Spence makes a commendable attempt to unearth the origin of the Arthurian myth. Putting forth a compelling theory, Spence declares the figure of Arthur belongs more to mythology than to history. He identifies him with the god Bran and proposes that Arthur was the object of a cult. We’re told that the figure of Ambrosius Aurelianus was probably a historical person, a Romano-British noble, a general who fought against the Saxons.
Perhaps it was him who founded the cult of Arthur. Both a solar deity and one of war who aided the Celts in the dark years of foreign invasion, infusing them with patriotic enthusiasm and the strength required to fight against the foreign conquerors. What’s even more enticing is the connection Spence points out between Arthur and Osiris and the wounded Fisher King.
Spence sheds light on the figure of Osiris, presenting him as a deity existing in a state between life and death, asleep until called to awaken. Just like Arthur who, residing in the isle of Avallon, awaits to wake to life and aid Britain in its hour of need. Additionally, Spence states that Arthur and the Fisher king are one and the same, for Arthur lies wounded, his injury between the thighs symbolizing his sins and the loss of fertility of the land caused by them. A punishment for his trangressions and his fall from the status of the divine king.
Of course, when the Arthurian myth takes the spotlight, its companion, the Holy Grail, always demands equal attention. Spence proceeds to explain its etymology and origins and presents the Christian narrative of the Last Supper and the role of Joseph of Arimathea. He argues with conviction that the Holy Grail is nothing more but the pearl-rimmed cauldron Arthur braved the depths of Annwn to possess as the tale is narrated in the poem, The Spoils of Annwn, and when the Christian faith started spreading over the British isles, its representatives found an already fertile ground sown with a multitude of Celtic sources which they tinged with their own perspective.
Spence focuses on its presence in the early romances and its association with Glastonbury.

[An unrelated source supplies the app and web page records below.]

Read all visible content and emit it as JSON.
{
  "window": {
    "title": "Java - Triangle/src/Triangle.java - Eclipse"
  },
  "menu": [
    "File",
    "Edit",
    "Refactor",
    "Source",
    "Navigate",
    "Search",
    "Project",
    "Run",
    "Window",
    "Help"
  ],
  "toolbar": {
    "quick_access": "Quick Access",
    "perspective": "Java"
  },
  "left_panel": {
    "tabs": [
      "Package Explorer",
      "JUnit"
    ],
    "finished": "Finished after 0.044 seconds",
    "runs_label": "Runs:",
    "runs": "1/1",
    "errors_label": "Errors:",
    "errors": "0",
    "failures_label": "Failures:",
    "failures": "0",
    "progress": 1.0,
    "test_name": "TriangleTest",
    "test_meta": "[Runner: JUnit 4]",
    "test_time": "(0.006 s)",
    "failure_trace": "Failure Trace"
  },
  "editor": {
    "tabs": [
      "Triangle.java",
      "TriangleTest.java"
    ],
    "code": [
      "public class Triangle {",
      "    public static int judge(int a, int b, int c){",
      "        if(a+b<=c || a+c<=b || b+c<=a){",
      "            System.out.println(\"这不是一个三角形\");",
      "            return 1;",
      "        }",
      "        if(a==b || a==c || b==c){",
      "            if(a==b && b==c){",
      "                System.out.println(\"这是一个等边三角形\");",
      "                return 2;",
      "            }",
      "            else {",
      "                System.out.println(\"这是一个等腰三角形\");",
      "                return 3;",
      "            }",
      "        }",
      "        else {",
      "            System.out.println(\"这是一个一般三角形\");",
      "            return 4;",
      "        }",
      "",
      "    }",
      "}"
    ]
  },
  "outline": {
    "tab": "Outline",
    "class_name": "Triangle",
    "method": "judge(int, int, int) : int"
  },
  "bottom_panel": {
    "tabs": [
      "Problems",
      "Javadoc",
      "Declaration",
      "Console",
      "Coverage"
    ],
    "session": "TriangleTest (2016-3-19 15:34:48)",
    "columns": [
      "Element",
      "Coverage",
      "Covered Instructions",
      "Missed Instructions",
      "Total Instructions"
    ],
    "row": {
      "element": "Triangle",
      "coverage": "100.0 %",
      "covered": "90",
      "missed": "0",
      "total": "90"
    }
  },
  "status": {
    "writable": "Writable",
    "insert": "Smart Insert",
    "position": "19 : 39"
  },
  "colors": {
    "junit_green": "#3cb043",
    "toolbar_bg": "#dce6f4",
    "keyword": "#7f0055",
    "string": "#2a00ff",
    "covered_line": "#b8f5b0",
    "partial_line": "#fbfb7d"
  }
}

He explores the quest the knights undertake to find the Holy Grail (many of whom take on the the transformed names of British gods) as well as the secret words associated with it, drawing parallels with the story of king Amangons and his offence against the well-maidens whose cups he stole, cups which take on the symbolic role of the Holy Grail.
Spence concludes with his last chapter dedicated to the phenomenon of the second sight. He provides us with numerous episodes of people possessing such a gift, claiming such cases take place in Scotland, though not exclusively. He offers the opinion of others about whether the second sight is a condition of hereditary magic or not as well as evidence from Scottish sources that prove that it was originally employed as a means of coming in contact with the fairies.
If the second sight was an ability that could be taught, Spence views it as a cultus instituted by an ancient caste, probably of druidic origin. A method used by the Druids with the purpose of opening up a portal of communication with the Celtic gods.
Undoutedly, The Magic Arts in Celtic Britain is a grand and stunning opus, the result of an author whose soul flamed with the romance and poetry of the Celtic race. Throughout its pages, we’re exposed to a compelling, fascinating and thoroughly researched study on a plethora of topics that revolve around the colourful and dreamy magico-religious system of the Celts.
Spence presents an abundance of material to back up his claims and prove his theories, rendering the book a tapestry of erudition whose manifold threads are meant to bring to light the very blood that pumps into the Celtic heart and satisfy even the most cantakerous readers.